L.A. schools police will return grenade launchers but keep rifles, armored vehicle
WORKERS OF THE WORLD, GOODBYE
Hm wet foot dry foot and the White House
We have had a policy to allow Cubans who make it to the US with "dry feet" to stay here. Others are shoved back to Cuba.
We also seem to be adopting an attitude that if you make it to the US you can stay here indefinitely in a quasi-legalized illegal alien status for the fence jumpers.
Why not apply that to the White House. We recently had a veteran of our most recent quasi-wars (we pulled too many punches for them to be real wars) jump the White House fence, make it to the front door, open the front door, and enter. He was promptly tackled at that point.
He made it into the White House. Should be not be allowed to stay there until we start deporting other aliens, again?
Petition Urges Obama To Let Border-Jumper Stay In The White House http://dailycaller.com/2014/09/20/petition-urges-obama-to-let-border-jumper-stay-in-white-house/
reform White House access and grant Comprehensive Executive Amnesty & residency to migrant Omar J. Gonzalez & his family https://petitions.whitehouse.gov/petition/reform-white-house-access-and-grant-comprehensive-executive-amnesty-residency-migrant-omar-j/q8xjkLqj
Bezos to Set The Washington Post on Fire
Jeff Bezos is planning to bring together two separate but equally important projects under his control: the Amazon Kindle Fire and The Washington Post. The Amazon CEO bought the paper slightly more than a year ago as a personal investment.
Now the twain shall meet in Project Rainbow, a pilot project that has been under way at the Post for the past few months, according to reports.
The project is a new application that will offer a curated selection of news and photographs from The Washington Post in a tablet-friendly format. Of course, many publications offer such an app with the goal of reaching a deeper subscriber base.
Providers such as Flipboard have made their mark with apps that aggregate news content from multiple sources and display it in a magazine-like layout for the tablet.
What makes the Post app different is that it reportedly will come preinstalled on Kindle Fire tablets that are expected to launch later this year sporting an 8.9-inch screen.
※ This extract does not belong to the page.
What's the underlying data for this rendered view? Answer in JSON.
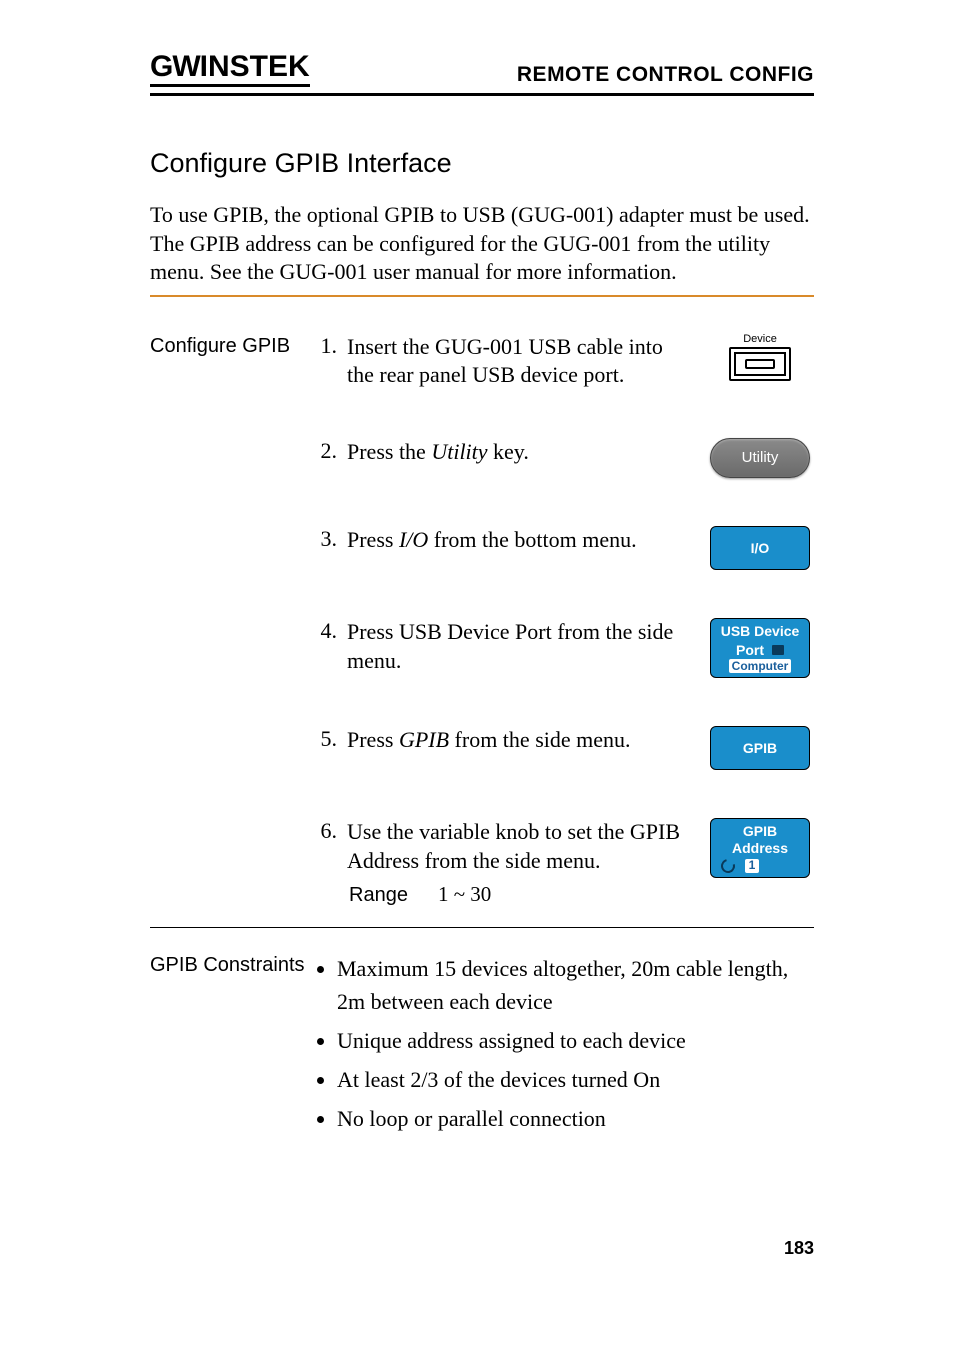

A Marriage of Sorts?
If these expectations are fulfilled, it will be the first hint that Bezos’ acquisition of The Washington Post was more than just a private endeavor.
Bezos already has ushered in a number of positive, albeit occasionally controversial, changes at the paper. He has hired more reporters — but he also trimmed reporters’ benefits and pensions. He has encouraged the paper to continue its tradition of deep-dive reporting — but he also dismissed the longstanding publisher Katharine Weymouth.
Bezos plans to make The Washington Post a national paper with coverage that’s not limited to the local community or political developments at the White House and Capitol Hill, he has said.
– See more at: http://www.ecommercetimes.com/story/81160.html#sthash.yomS0sOU.dpuf
This will be interesting. Possibly VERY interesting.
Eric was over all day and we worked on upgrading the networking at Chaos Manor. Interesting, and full report in the October column which I am writing now. John C. Dvorak was over for tea and dinner. I’m now working on the October column. I took a couple of pictures with the iPhone and this is the first time, oddly enough, that I have connected it to this Windows computer; that’s interesting too. Usually the iPhone connects to the iMac. All’s well, but it takes a while.
And we had a minor panic when the Network stopped connecting to the Internet, but that can all wait for the column. And I am for bed.
Freedom is not free. Free men are not equal. Equal men are not free.